If God is the God of the Bible, then we call Him “Him” since He calls Himself “Him.” We can get into questions of why He is “Him” and not “Her” or “It,” but the pivotal thing is that He calls Himself “Him.” If we are going to call ourselves Christians, then the perceptions of God must be driven by what God has suggested of Himself in the Bible.
Now, many will say, “Oh, we trust the Bible. And we know from His Word that God is a God of adore and ‘radical inclusiveness.’ Would the God of the Bible caring about all this?” Well, given that one of the many unchanging themes via the whole Bible is how persnickety God gets when people try to proceed Him in ways other than which He has suggested Himself, I’d say, yes, He would and does care.

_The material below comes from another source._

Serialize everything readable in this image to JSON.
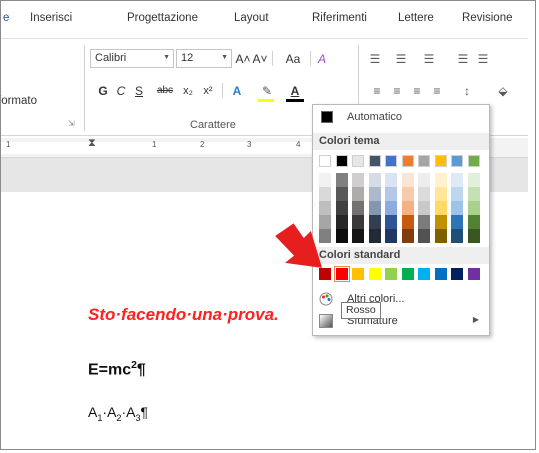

This picture of God as “radically inclusive” is all good and good, but that is simply not the story you see in the Bible. You can make a distant stronger case that “radical exclusivity” is a better evil of God. How many times in the Bible does God complain about His people’s profanation and adultery? How many times does He direct comprehensive and disdainful fidelity? How many times did He grow sceptical when Israel tried to ceremony Him with their own agendas or the characteristics of the neighbors’ deities? These are not the reactions of someone indifferent to how people report Him.
To refrain from job Him “Him” is to pronounce of Him other than the way He has suggested Himself to us. It is to make Him in the picture instead permitting Him to be as He would have us know Him, as the one who has done us in His image. If the descriptions are only about the bargain of Him, then there is not really a “Him” to urge to but only the own imaginations. A God whose inlet is dynamic by the own needs and preferences will have no energy to save us over what we can do for ourselves.

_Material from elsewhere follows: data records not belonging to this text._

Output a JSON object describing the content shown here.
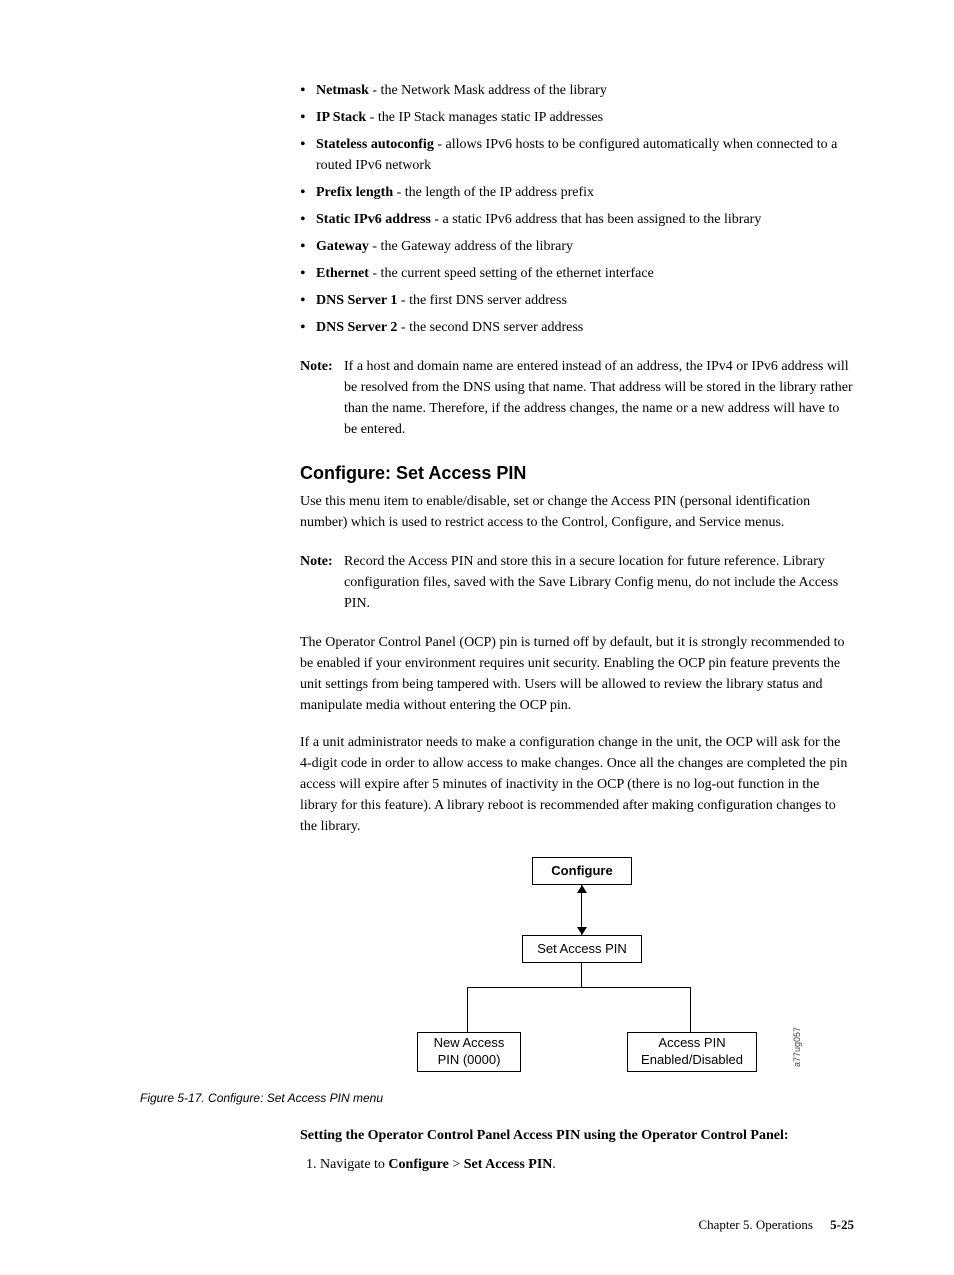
{
  "bullets": [
    {
      "term": "Netmask",
      "desc": " - the Network Mask address of the library"
    },
    {
      "term": "IP Stack",
      "desc": " - the IP Stack manages static IP addresses"
    },
    {
      "term": "Stateless autoconfig",
      "desc": " - allows IPv6 hosts to be configured automatically when connected to a routed IPv6 network"
    },
    {
      "term": "Prefix length",
      "desc": " - the length of the IP address prefix"
    },
    {
      "term": "Static IPv6 address",
      "desc": " - a static IPv6 address that has been assigned to the library"
    },
    {
      "term": "Gateway",
      "desc": " - the Gateway address of the library"
    },
    {
      "term": "Ethernet",
      "desc": " - the current speed setting of the ethernet interface"
    },
    {
      "term": "DNS Server 1",
      "desc": " - the first DNS server address"
    },
    {
      "term": "DNS Server 2",
      "desc": " - the second DNS server address"
    }
  ],
  "note1": {
    "label": "Note:",
    "text": "If a host and domain name are entered instead of an address, the IPv4 or IPv6 address will be resolved from the DNS using that name. That address will be stored in the library rather than the name. Therefore, if the address changes, the name or a new address will have to be entered."
  },
  "section": {
    "heading": "Configure: Set Access PIN",
    "para1": "Use this menu item to enable/disable, set or change the Access PIN (personal identification number) which is used to restrict access to the Control, Configure, and Service menus."
  },
  "note2": {
    "label": "Note:",
    "text": "Record the Access PIN and store this in a secure location for future reference. Library configuration files, saved with the Save Library Config menu, do not include the Access PIN."
  },
  "para2": "The Operator Control Panel (OCP) pin is turned off by default, but it is strongly recommended to be enabled if your environment requires unit security. Enabling the OCP pin feature prevents the unit settings from being tampered with. Users will be allowed to review the library status and manipulate media without entering the OCP pin.",
  "para3": "If a unit administrator needs to make a configuration change in the unit, the OCP will ask for the 4-digit code in order to allow access to make changes. Once all the changes are completed the pin access will expire after 5 minutes of inactivity in the OCP (there is no log-out function in the library for this feature). A library reboot is recommended after making configuration changes to the library.",
  "diagram": {
    "top": "Configure",
    "mid": "Set Access PIN",
    "bl_line1": "New Access",
    "bl_line2": "PIN (0000)",
    "br_line1": "Access PIN",
    "br_line2": "Enabled/Disabled",
    "sidelabel": "a77ug057"
  },
  "figure_caption": "Figure 5-17. Configure: Set Access PIN menu",
  "subheading": "Setting the Operator Control Panel Access PIN using the Operator Control Panel:",
  "step1_pre": "Navigate to ",
  "step1_b1": "Configure",
  "step1_sep": " > ",
  "step1_b2": "Set Access PIN",
  "step1_post": ".",
  "footer": {
    "chapter": "Chapter 5. Operations",
    "page": "5-25"
  }
}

Ironically, by trying to keep boundary from the inlet of God and observant that He is over all of the categories, we put on Him those same boundary we are trying to avoid. When we take divided all boundaries, He becomes only what the imagination allows Him to be. This leaves us with a God who will always pronounce for whatever we hold many dear but can never be truly counted on to pronounce against the idols of the hearts. He will always be for whatever we are for and against to whatever we hate.

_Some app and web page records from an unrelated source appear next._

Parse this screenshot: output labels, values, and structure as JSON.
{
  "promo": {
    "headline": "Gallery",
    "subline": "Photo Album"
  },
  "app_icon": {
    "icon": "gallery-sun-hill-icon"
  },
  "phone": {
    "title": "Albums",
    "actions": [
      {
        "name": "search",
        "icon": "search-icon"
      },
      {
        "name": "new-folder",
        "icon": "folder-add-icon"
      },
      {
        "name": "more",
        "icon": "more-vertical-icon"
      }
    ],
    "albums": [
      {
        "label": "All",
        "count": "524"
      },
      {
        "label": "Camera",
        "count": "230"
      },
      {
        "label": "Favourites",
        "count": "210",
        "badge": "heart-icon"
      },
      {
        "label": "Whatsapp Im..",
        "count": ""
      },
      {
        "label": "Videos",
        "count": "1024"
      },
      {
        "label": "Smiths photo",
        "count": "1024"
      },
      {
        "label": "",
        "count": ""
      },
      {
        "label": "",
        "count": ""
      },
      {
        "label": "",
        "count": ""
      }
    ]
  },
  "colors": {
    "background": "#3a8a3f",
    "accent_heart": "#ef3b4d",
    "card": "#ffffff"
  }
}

We may consider that by emphasizing the boundlessness of God we are pardon Him from the chronological or moment or particular perspective, permitting Him to pull us serve than we would differently concede ourselves to go. Unfortunately, the conflicting is true. In the query to see God over the way He has suggested Himself to us, we paradoxically make Him singular to every flitting imagination we have. In place of a church council, papacy, or doctrine reigning over Christian suspicion and practice, we simply reinstate those with the Magisterium of the short-lived moment.
Fortunately, this haunt is not the God of the Bible. The God of the Bible does condescend to pronounce to us in the denunciation and is perpetually over what we may know in full. Yet this same gigantic and clear God is there, and, as Francis Schaeffer said, he is not silent. He has oral law to us about Himself, and by this we may truly know Him and know his perspective of ourselves and the world.
The Bible’s gendered denunciation was no collision of story but tells us something almighty of His opinion towards His Bride, the church. Our lives as gendered beings are not coincidental either, but are designed to tell us something of the biggest adore story in human history. God is the Father, Christ is the Groom, and the church is his beloved Bride, for whom He cowed death itself.
Timothy D Padgett, PhD, is the author of the stirring book, Swords and Plowshares: American Evangelicals on War, 1937-1973 and is the Managing Editor of BreakPoint.org